But he's also worried the governor's approach is too narrow.
"It doesn't seek to address the issues of homelessness before it becomes so exacerbated, before it becomes so chronic, and before people become so demoralized, that the only way to change that pattern is with the heavy artillery of supportive housing," Byfield said.
Supportive housing is a major component of the governor's plan. It's much more than just subsidized housing. Social workers and case managers often locate their offices in a supportive housing complex to check in on residents regularly. In many housing units, 24-hour security monitors visitors.
The administration estimates its plan will cost $540 million over the next seven years. But some homeless advocates think the pricetag will be much higher. They worry the cost will syphon funds away from the estimated 17,000 Minnesotans who've been homeless for less than a year, or are in temporary shelters because they've lost jobs or have high medical bills.
In Minneapolis, Richard Amos works for St. Stephen's Housing Services, a non-profit agency that helps homeless people.
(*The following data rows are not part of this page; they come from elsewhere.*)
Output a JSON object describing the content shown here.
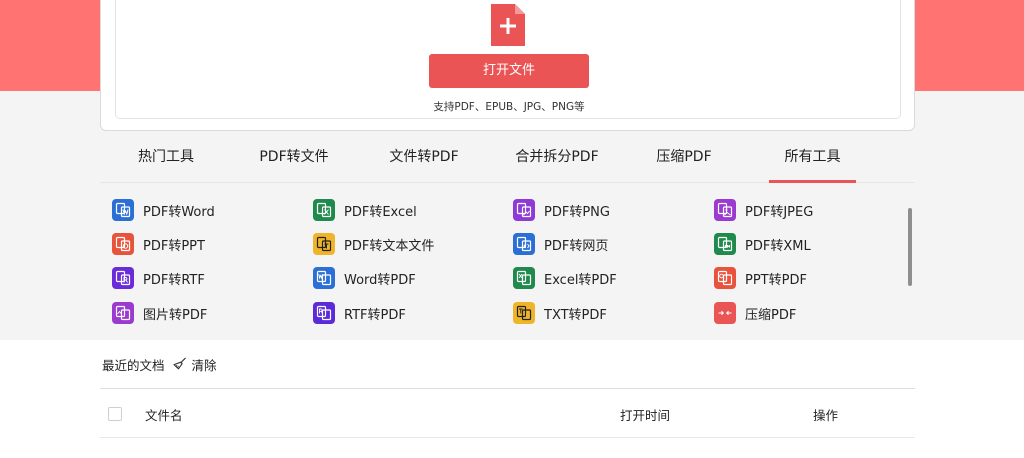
{
  "upload": {
    "button_label": "打开文件",
    "support_text": "支持PDF、EPUB、JPG、PNG等"
  },
  "tabs": [
    {
      "label": "热门工具",
      "active": false
    },
    {
      "label": "PDF转文件",
      "active": false
    },
    {
      "label": "文件转PDF",
      "active": false
    },
    {
      "label": "合并拆分PDF",
      "active": false
    },
    {
      "label": "压缩PDF",
      "active": false
    },
    {
      "label": "所有工具",
      "active": true
    }
  ],
  "tools": [
    {
      "label": "PDF转Word",
      "icon": "word-doc-icon",
      "color": "#2b6fd6"
    },
    {
      "label": "PDF转Excel",
      "icon": "excel-doc-icon",
      "color": "#1f8a4c"
    },
    {
      "label": "PDF转PNG",
      "icon": "png-image-icon",
      "color": "#8e3bd6"
    },
    {
      "label": "PDF转JPEG",
      "icon": "jpeg-image-icon",
      "color": "#9a3ad1"
    },
    {
      "label": "PDF转PPT",
      "icon": "ppt-doc-icon",
      "color": "#e8533c"
    },
    {
      "label": "PDF转文本文件",
      "icon": "text-file-icon",
      "color": "#f0b429"
    },
    {
      "label": "PDF转网页",
      "icon": "web-page-icon",
      "color": "#2b6fd6"
    },
    {
      "label": "PDF转XML",
      "icon": "xml-file-icon",
      "color": "#1f8a4c"
    },
    {
      "label": "PDF转RTF",
      "icon": "rtf-file-icon",
      "color": "#6a2bd9"
    },
    {
      "label": "Word转PDF",
      "icon": "word-to-pdf-icon",
      "color": "#2b6fd6"
    },
    {
      "label": "Excel转PDF",
      "icon": "excel-to-pdf-icon",
      "color": "#1f8a4c"
    },
    {
      "label": "PPT转PDF",
      "icon": "ppt-to-pdf-icon",
      "color": "#e8533c"
    },
    {
      "label": "图片转PDF",
      "icon": "image-to-pdf-icon",
      "color": "#9a3ad1"
    },
    {
      "label": "RTF转PDF",
      "icon": "rtf-to-pdf-icon",
      "color": "#5b2bd9"
    },
    {
      "label": "TXT转PDF",
      "icon": "txt-to-pdf-icon",
      "color": "#f0b429"
    },
    {
      "label": "压缩PDF",
      "icon": "compress-pdf-icon",
      "color": "#ea5455"
    }
  ],
  "recent": {
    "title": "最近的文档",
    "clear_label": "清除"
  },
  "table": {
    "col_filename": "文件名",
    "col_open_time": "打开时间",
    "col_actions": "操作"
  },
  "colors": {
    "brand_red": "#ea5455",
    "hero_red": "#ff7372"
  }
}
He's a member of the working group that gave the governor advice on how to solve homelessness. Amos is thankful the governor is focusing on this issue. But he thinks the need is much greater than the scope of this plan.
Many people have recently reached the end of their welfare benefits. Amos predicts there will be a flood of low-income families who lose their housing, because they won't be able to afford market-rate rents in the Twin Cities.
"There's a big demand for affordable housing," said Amos. "A mom and one child through welfare gets $437 a month. I'm not really sure where you can live on that amount of money unless it's subsidized housing, and they have a year or two-year waiting list in the Twin Cities area."
Even working families have had a hard time keeping their housing. Ricky Rowles and Elizabeth Rodriguez just spent 10 days in a homeless shelter with their five children after losing their apartment.
"We were paying $1,350 for our last place and we couldn't afford it, and so we moved to his mother's," Rodriguez said. "And they're older, and we've been there for a year, and they just said, 'We can't take all the kids.'"
Richard Amos was able to find the family a four-bedroom house in northeast Minneapolis on short notice. It's been a while since someone has lived in the house. It needs work and the grass is more than a foot tall. But it looks good to Rowles.
"We would have never found this on our own if we were looking," said Rowles. "Bad credit and stuff like that."
Still, they will have to come up with $1,000 a month to rent this house. St. Stephen's Housing Services will help them for a few months, but after that they're on their own. Rodriguez is hoping to find a better paying job, while Rowles is still looking for work.
Minnesota Housing Finance Commissioner Tim Marx is heading up the governor's homeless plan. He agrees that affordable housing is still a very big concern.
"One of the things we are seeing in some areas is some of the larger families," said Marx. "And that's a particular challenge to provide good housing for the larger families who need larger units or larger homes, to provide decent housing."
But Marx said Minnesota already spends more than $1 billion on affordable housing programs each biennium, and has one of the nation's lowest percentages of households facing critical housing needs. In contrast, he thinks long-term homelessness hasn't gotten the attention it deserves. Still, he's sensitive to concerns that the state might raid one program to pay for another.
"We don't want to make the overall homeless situation worse by this effort, and we have to -- I think -- be very careful about that as we proceed," said Marx.
Ideally the state won't be tackling this problem alone. The governor has asked for help from the federal government, local officials, foundations and non-profits. And even though Minnesota lawmakers didn't give Pawlenty his $20 million request this session for the first phase of his proposal, the administration is confident it'll have better luck next year.
In the meantime, the plan to end long-term homelessness is moving ahead with 59 apartments already in the works.